      Balzano, Betsy Ann; Schlosser, Linda; Robinson, Scott D.; McConnell, Kerri S. (1999-07-01)
      As the number of inclusion classrooms continue sto grow across the country, educators are quickly noticing the enormous span in ability level among students in one classroom. Given the large number of learning disabilities, the well-known ones often overshadow the less commonly known disabilities. Programs designed to best suit the needs of a majority of students in an inclusion classroom can thus miss the needs of students with these uncommon disabilities. Educable Mental Retardation (EMR) is interpreted as a student who cannot function in society or a classroom without additional help. This case study is designed to understand the abilities of students who are identified as EMR so that programs can be designed to meet their needs in the classroom. The author examined a blended third/fourth grade classroom which included students with special needs and two students with EMR. The author asked: Are Educable Mentally Retarded (EMR) students able to recall the same amount of mathematical information as average students? Which activities do the students who are EMR believe are most beneficial to them when learning multiplication? Students were taught multiplication facts using several different strategies designed to assist recall. Several tests were given to assess recall ability. Following the study, two random students and the two students with EMR with interviewed. The author found that the students with EMR were unable to recall the same amount of information as average students. Daily repetition of facts and strategies, as well as one-on-one support is found to be beneficial.
    • A Case Study: The Effect of Repeated Read-Alouds of Complex Texts on the Comprehension of a Preschool Student

      Joseph-McEwen, Debra A.; Cottrell, Stephanie J.; The College at Brockport (2015-05-11)
      Abstract The purpose of my research is to explore how the comprehension of a preschool student is impacted through being engaged in a total of twelve read alouds and discussions using complex texts in the form of a chapter book. During the conducting of this research, a preschooler participates in read alouds conducted by the researcher and engages in a post-reading discussion about the reading.
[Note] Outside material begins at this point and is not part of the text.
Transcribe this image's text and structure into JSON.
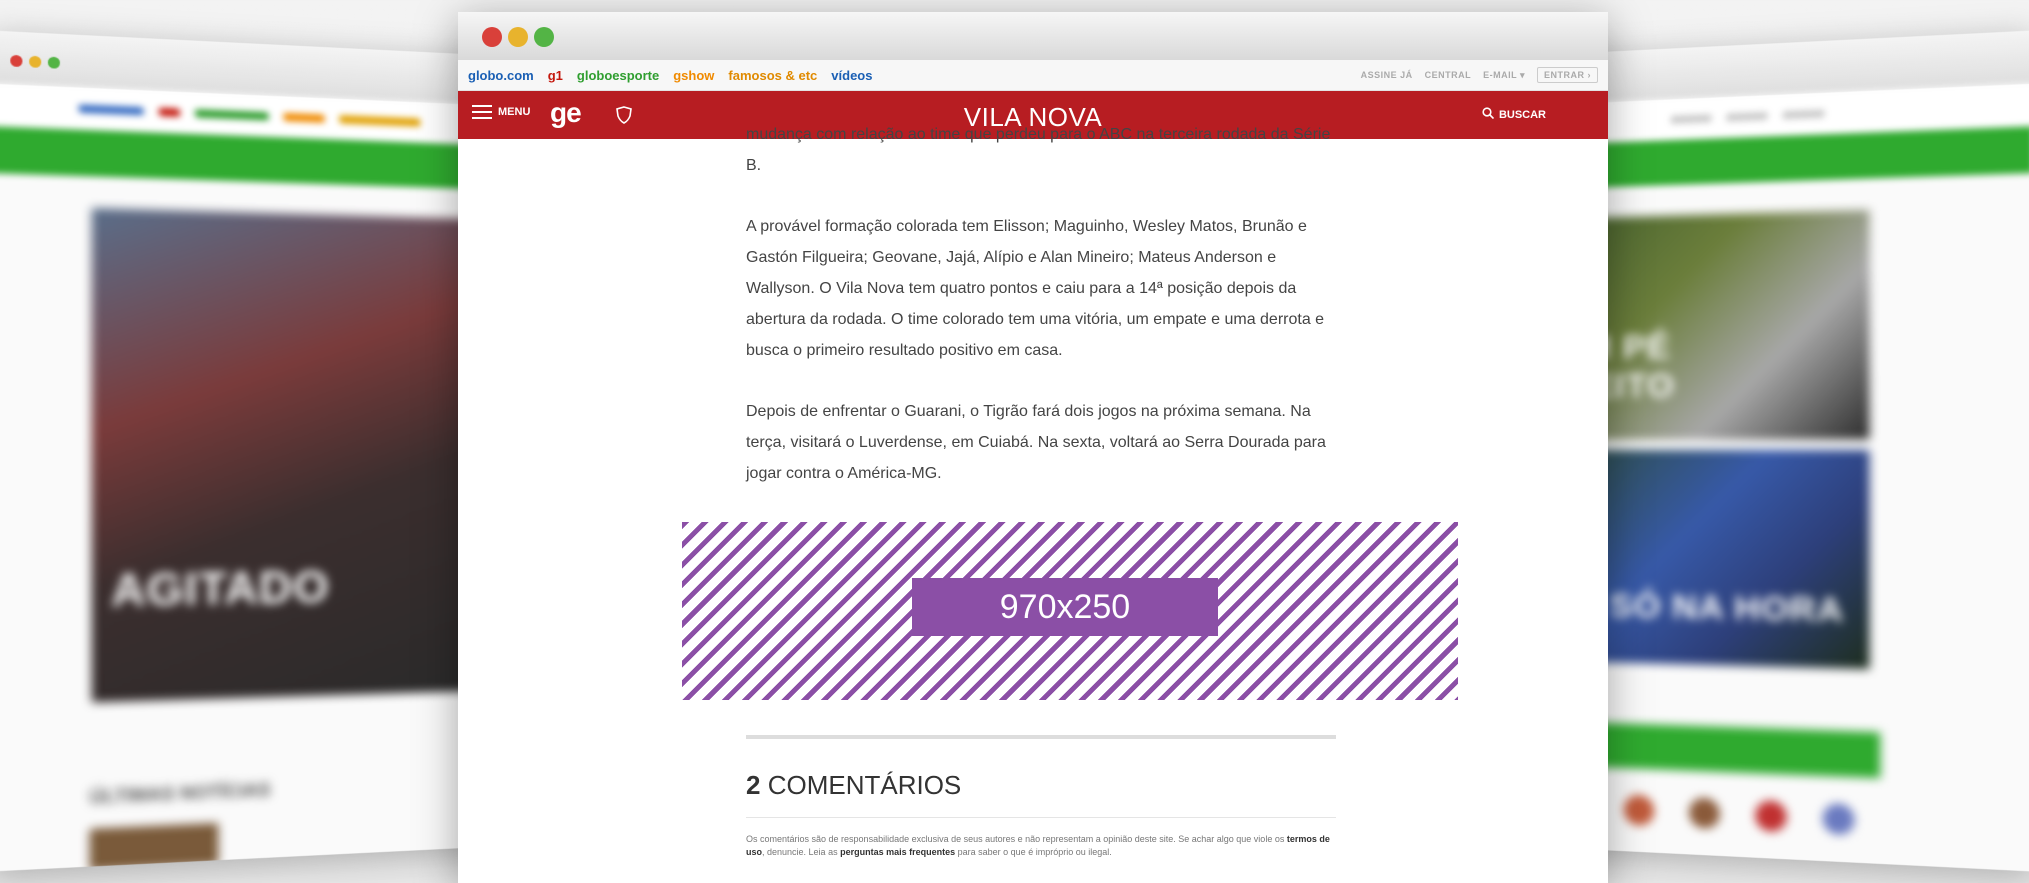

Each read aloud is then repeated a second time followed by second post-reading discussion. My research seeks to answer to what extent can a preschool student retell and discuss content from a complex text? How does the use of repeated readings of complex texts impact the comprehension and vocabulary knowledge of a preschool student? The data is collected through the use of observations and comprehension rubrics.